Search each line below for "quyền", then return the lines where it appears.

:: DATASET ::
* * *
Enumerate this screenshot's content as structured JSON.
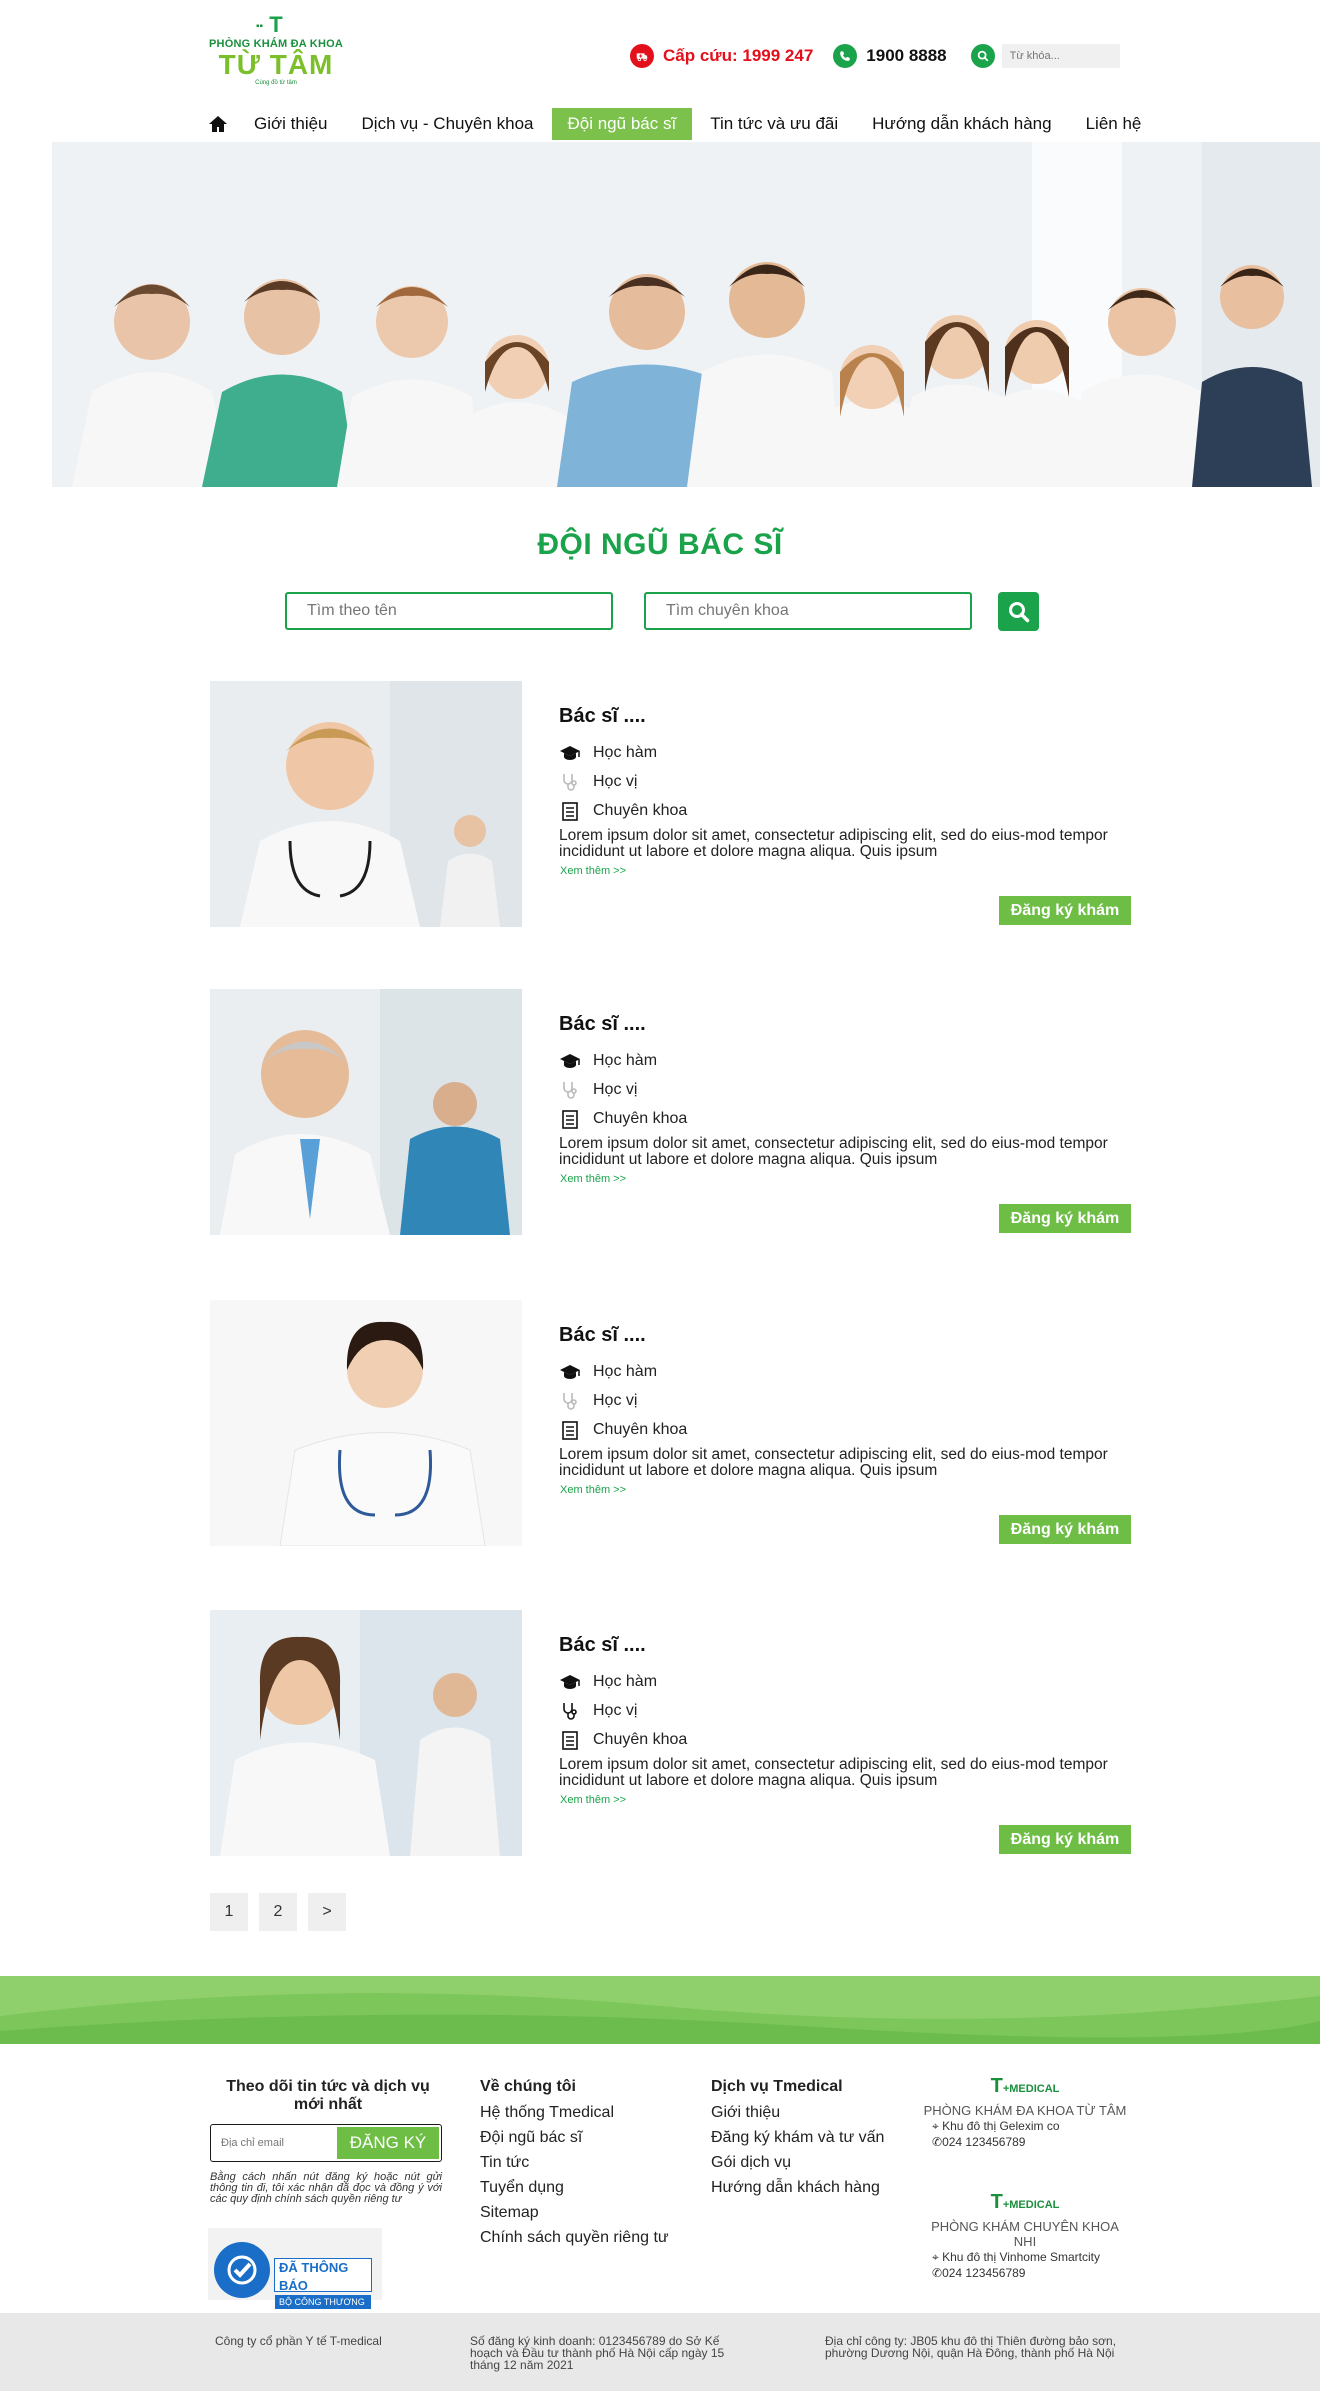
{
  "header": {
    "logo": {
      "mark": "T",
      "line1": "PHÒNG KHÁM ĐA KHOA",
      "line2": "TỪ TÂM",
      "tagline": "Cùng đồ từ tâm"
    },
    "emergency_label": "Cấp cứu: 1999 247",
    "hotline": "1900 8888",
    "search_placeholder": "Từ khóa..."
  },
  "nav": {
    "items": [
      {
        "label": "Giới thiệu"
      },
      {
        "label": "Dịch vụ - Chuyên khoa"
      },
      {
        "label": "Đội ngũ bác sĩ",
        "active": true
      },
      {
        "label": "Tin tức và ưu đãi"
      },
      {
        "label": "Hướng dẫn khách hàng"
      },
      {
        "label": "Liên hệ"
      }
    ]
  },
  "main": {
    "title": "ĐỘI NGŨ BÁC SĨ",
    "search_name_placeholder": "Tìm theo tên",
    "search_specialty_placeholder": "Tìm chuyên khoa"
  },
  "doctors": [
    {
      "name": "Bác sĩ ....",
      "academic_title": "Học hàm",
      "degree": "Học vị",
      "specialty": "Chuyên khoa",
      "description": "Lorem ipsum dolor sit amet, consectetur adipiscing elit, sed do eius-mod tempor incididunt ut labore et dolore magna aliqua. Quis ipsum",
      "more": "Xem thêm >>",
      "book": "Đăng ký khám"
    },
    {
      "name": "Bác sĩ ....",
      "academic_title": "Học hàm",
      "degree": "Học vị",
      "specialty": "Chuyên khoa",
      "description": "Lorem ipsum dolor sit amet, consectetur adipiscing elit, sed do eius-mod tempor incididunt ut labore et dolore magna aliqua. Quis ipsum",
      "more": "Xem thêm >>",
      "book": "Đăng ký khám"
    },
    {
      "name": "Bác sĩ ....",
      "academic_title": "Học hàm",
      "degree": "Học vị",
      "specialty": "Chuyên khoa",
      "description": "Lorem ipsum dolor sit amet, consectetur adipiscing elit, sed do eius-mod tempor incididunt ut labore et dolore magna aliqua. Quis ipsum",
      "more": "Xem thêm >>",
      "book": "Đăng ký khám"
    },
    {
      "name": "Bác sĩ ....",
      "academic_title": "Học hàm",
      "degree": "Học vị",
      "specialty": "Chuyên khoa",
      "description": "Lorem ipsum dolor sit amet, consectetur adipiscing elit, sed do eius-mod tempor incididunt ut labore et dolore magna aliqua. Quis ipsum",
      "more": "Xem thêm >>",
      "book": "Đăng ký khám"
    }
  ],
  "pagination": [
    "1",
    "2",
    ">"
  ],
  "footer": {
    "newsletter_title": "Theo dõi tin tức và dịch vụ mới nhất",
    "email_placeholder": "Địa chỉ email",
    "subscribe": "ĐĂNG KÝ",
    "note": "Bằng cách nhấn nút đăng ký hoặc nút gửi thông tin đi, tôi xác nhận đã đọc và đồng ý với các quy định chính sách quyền riêng tư",
    "badge_line1": "ĐÃ THÔNG BÁO",
    "badge_line2": "BỘ CÔNG THƯƠNG",
    "about": {
      "title": "Về chúng tôi",
      "links": [
        "Hệ thống Tmedical",
        "Đội ngũ bác sĩ",
        "Tin tức",
        "Tuyển dụng",
        "Sitemap",
        "Chính sách quyền riêng tư"
      ]
    },
    "services": {
      "title": "Dịch vụ Tmedical",
      "links": [
        "Giới thiệu",
        "Đăng ký khám và tư vấn",
        "Gói dịch vụ",
        "Hướng dẫn khách hàng"
      ]
    },
    "brands": [
      {
        "logo": "T",
        "logo_suffix": "+MEDICAL",
        "name": "PHÒNG KHÁM ĐA KHOA TỪ TÂM",
        "address": "Khu đô thị Gelexim co",
        "phone": "024 123456789"
      },
      {
        "logo": "T",
        "logo_suffix": "+MEDICAL",
        "name": "PHÒNG KHÁM CHUYÊN KHOA NHI",
        "address": "Khu đô thị Vinhome Smartcity",
        "phone": "024 123456789"
      }
    ],
    "company": "Công ty cổ phần Y tế T-medical",
    "registration": "Số đăng ký kinh doanh: 0123456789 do Sở Kế hoạch và Đầu tư thành phố Hà Nội cấp ngày 15 tháng 12 năm 2021",
    "company_address": "Địa chỉ công ty: JB05 khu đô thị Thiên đường bảo sơn, phường Dương Nội, quận Hà Đông, thành phố Hà Nội"
  },
  "colors": {
    "brand_green": "#1aa34a",
    "light_green": "#6ebe46",
    "emergency_red": "#e3101b"
  }
}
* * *
:: EXERCISE OUTPUT ::
    "note": "Bằng cách nhấn nút đăng ký hoặc nút gửi thông tin đi, tôi xác nhận đã đọc và đồng ý với các quy định chính sách quyền riêng tư",
        "Chính sách quyền riêng tư"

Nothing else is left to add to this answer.